Metal Amino Acid Chelates

Metal Amino Acid Chelates are minerals that are attached to one to three individual single amino acids with at least two bonds from each amino acid attaching to the mineral resulting in heterocyclic ring formations.
Formation of a heterocyclic ring is an absolute requirement for an amino acid chelate to exist.
The heterocyclic ring structure found in an amino acid chelate provides stability and protection during digestion for optimal mineral absorption.

Specific Metal Amino Acid Complexes

Specific Metal Amino Acid Complexes occur when an amino acid donates two electrons to the metal to form a bond.
These complexes attach a metal at only 1 end of the amino acid chain. There is little protection to the metal during digestion of a metal complex.
Complexed minerals are not chelates even when the complexing ligand is an amino acid.

Metal Amino Acid Complexes

Metal Amino Acid Complexes occur when one or more undefined amino acids donate two electrons to the metal to form a bond.
These complexes attach a metal at only 1 end of the amino acid chain. There is little protection to the metal during digestion of a metal complex.
The structure can be destroyed in the gastrointestinal track. If the metal is released from the complex, it will behave as if it were an inorganic metal.
Complexed minerals are not chelates even when the complexing ligand is an amino acid.

Metal Proteinates

Metal Proteinates are the result from the chelation of a soluble mineral salt with an amino acid and/or partially hydrolyzed protein.
By definition, a metal proteinate is large and therefore requires further digestion before any of its parts, including the metal portion can be absorbed.
Frequently the metal (is disassociated) during digestion before mineral absorption occurs.
Due to the varying nature of amino acid and/or hydrolyzed protein (ligands) used to make a metal proteinate, chelation has not been proven.

Metal Polysaccharide Complexes

Metal Polysaccharide Complexes result from complexing a soluble salt with a polysaccharide (sugar).
The product is generally an organic mineral matrix with questionable chemical bonding between the metal and the polysaccharide.
These are large molecules based on chains of simple sugars.
They lack stability and are easily broken in solution, freeing the metal back into its ionic state.

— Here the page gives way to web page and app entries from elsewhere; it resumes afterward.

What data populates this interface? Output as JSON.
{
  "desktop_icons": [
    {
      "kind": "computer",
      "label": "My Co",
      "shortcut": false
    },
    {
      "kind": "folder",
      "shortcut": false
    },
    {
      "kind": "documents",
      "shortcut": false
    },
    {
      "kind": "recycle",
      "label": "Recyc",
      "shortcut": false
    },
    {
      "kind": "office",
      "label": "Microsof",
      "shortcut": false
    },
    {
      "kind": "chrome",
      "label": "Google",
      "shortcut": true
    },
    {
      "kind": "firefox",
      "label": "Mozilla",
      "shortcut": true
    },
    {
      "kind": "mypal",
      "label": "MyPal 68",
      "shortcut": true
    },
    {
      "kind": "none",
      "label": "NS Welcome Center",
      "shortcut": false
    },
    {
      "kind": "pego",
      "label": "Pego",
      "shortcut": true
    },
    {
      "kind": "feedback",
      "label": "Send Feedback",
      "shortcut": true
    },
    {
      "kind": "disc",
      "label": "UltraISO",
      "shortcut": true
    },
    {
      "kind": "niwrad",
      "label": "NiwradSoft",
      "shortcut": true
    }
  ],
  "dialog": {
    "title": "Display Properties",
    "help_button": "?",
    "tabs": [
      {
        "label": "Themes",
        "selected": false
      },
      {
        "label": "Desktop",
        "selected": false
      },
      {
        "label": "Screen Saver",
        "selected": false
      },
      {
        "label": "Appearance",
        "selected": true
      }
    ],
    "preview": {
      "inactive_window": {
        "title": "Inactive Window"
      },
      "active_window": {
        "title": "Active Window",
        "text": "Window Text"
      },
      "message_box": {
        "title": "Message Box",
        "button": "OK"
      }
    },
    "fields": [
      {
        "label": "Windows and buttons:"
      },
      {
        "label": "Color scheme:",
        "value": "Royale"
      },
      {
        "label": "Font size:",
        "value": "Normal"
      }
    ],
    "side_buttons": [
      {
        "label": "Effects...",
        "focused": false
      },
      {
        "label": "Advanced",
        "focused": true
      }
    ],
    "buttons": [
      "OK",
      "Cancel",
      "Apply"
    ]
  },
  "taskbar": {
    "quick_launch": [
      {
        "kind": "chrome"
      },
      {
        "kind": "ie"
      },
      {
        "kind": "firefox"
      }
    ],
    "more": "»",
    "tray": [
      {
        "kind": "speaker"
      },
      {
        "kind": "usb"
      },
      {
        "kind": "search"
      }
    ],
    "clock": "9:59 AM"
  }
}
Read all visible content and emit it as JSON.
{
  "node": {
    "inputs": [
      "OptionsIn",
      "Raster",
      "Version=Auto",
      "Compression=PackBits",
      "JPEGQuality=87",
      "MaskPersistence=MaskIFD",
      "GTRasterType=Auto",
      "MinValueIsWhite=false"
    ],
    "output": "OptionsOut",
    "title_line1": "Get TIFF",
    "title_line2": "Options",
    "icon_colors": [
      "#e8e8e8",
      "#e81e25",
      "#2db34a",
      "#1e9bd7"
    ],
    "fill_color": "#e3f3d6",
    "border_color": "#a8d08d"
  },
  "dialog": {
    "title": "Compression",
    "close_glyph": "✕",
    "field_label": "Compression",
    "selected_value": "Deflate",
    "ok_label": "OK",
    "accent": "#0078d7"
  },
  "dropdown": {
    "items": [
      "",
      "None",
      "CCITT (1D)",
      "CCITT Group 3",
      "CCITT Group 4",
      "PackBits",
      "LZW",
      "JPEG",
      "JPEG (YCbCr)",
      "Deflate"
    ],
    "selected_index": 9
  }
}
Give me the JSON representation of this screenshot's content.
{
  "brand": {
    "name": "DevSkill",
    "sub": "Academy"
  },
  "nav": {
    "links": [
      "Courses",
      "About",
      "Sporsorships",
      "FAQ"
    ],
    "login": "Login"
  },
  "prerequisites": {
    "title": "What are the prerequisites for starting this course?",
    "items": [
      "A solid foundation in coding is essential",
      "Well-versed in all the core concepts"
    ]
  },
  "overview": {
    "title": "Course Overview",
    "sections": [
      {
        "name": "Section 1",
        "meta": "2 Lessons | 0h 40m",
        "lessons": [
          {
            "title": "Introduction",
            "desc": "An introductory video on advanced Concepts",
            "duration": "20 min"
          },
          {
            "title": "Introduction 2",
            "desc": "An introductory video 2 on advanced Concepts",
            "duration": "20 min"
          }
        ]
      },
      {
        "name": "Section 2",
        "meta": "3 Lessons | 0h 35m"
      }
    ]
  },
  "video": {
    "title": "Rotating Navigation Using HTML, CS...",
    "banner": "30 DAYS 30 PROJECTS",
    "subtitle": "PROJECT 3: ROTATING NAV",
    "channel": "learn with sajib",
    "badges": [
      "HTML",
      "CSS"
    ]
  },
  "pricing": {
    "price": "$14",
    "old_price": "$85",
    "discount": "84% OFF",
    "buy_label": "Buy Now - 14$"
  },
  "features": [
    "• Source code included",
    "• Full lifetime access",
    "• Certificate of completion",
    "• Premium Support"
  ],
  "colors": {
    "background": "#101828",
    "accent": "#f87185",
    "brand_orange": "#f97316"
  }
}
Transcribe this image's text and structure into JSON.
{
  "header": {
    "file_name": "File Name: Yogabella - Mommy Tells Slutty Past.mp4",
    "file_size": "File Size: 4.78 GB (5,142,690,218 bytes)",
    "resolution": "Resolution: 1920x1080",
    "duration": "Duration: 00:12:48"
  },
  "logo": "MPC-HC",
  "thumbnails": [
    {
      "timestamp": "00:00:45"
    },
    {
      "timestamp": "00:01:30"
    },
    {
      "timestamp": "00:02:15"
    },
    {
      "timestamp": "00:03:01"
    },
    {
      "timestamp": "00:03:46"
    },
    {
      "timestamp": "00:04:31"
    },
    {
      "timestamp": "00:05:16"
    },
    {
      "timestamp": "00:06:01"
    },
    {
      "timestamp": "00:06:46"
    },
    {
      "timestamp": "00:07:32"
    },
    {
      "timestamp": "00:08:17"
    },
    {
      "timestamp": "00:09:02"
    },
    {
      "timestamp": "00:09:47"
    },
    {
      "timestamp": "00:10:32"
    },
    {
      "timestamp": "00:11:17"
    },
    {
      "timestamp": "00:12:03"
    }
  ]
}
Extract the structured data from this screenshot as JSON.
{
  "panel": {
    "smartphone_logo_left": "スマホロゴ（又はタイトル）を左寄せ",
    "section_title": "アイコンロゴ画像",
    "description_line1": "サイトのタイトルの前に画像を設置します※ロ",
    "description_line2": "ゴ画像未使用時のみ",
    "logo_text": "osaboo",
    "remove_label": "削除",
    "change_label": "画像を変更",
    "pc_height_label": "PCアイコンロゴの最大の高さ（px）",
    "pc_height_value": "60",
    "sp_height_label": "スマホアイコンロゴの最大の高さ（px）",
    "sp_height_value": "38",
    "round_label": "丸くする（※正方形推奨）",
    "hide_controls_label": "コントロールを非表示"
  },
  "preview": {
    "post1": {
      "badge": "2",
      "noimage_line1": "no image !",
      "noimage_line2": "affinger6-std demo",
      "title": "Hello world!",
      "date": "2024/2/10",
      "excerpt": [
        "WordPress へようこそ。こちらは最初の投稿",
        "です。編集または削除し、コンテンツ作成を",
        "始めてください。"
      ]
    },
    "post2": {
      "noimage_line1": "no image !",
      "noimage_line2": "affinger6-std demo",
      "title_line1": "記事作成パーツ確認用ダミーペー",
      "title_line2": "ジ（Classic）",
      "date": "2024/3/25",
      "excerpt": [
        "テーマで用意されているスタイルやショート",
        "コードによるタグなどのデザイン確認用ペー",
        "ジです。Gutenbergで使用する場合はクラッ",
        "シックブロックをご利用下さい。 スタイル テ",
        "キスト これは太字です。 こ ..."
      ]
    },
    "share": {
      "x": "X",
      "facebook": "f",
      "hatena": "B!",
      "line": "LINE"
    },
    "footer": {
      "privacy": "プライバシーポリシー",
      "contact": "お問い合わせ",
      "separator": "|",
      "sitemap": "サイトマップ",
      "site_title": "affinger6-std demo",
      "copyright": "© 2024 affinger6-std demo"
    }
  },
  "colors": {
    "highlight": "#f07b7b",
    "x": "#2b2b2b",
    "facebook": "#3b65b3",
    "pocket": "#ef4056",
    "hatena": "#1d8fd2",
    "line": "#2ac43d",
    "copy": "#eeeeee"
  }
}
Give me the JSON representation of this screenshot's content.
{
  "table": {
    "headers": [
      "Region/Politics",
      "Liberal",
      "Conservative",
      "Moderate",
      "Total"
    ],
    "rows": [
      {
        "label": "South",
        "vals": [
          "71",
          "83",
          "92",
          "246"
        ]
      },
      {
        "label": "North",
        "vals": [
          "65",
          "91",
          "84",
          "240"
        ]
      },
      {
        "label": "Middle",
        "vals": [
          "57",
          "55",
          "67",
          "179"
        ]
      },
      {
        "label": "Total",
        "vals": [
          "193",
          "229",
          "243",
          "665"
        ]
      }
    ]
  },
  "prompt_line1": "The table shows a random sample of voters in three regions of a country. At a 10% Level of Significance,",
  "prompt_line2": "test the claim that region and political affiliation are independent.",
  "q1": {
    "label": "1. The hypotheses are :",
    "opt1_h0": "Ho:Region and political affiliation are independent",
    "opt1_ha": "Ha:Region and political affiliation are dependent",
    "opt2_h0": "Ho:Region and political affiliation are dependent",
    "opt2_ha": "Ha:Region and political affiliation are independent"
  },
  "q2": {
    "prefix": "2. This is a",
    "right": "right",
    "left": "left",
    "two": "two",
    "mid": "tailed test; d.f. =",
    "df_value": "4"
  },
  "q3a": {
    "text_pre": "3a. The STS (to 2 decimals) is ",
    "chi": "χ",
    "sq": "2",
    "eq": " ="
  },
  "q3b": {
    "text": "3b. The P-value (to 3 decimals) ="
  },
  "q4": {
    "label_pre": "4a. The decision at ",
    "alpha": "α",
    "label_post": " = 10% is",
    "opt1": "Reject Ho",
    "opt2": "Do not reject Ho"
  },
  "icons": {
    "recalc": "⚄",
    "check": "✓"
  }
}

They are not chelates.

Metal Methionine Hydroxy Analogue Chelate (MHTBa)

Metal Methionine Hydroxy Analogue Chelate (MHTBa)–Metal Propionate is the result of chelating a metal salt with a specific organic acid to form coordinate covalent bonds.
Is not an Amino Acid Chelate – no nitrogen present.
Mode of absorption different than Amino Acid Chelates.
Most highly absorbed form of Organic Trace minerals.
Ligand (Glycine is not broken down in rumen)
Minimum – 1 : 1 molar ratio
Electrically neutral – less susceptible to antagonisms such as iron, molybdenum, and mycotoxin binders.
Metal pulled into the system with the Amino Acid.

Chelation of minerals is a very precise science, only a specific amino acid chelate can resist digestion and maintain its integrity as it is absorbed though the gut.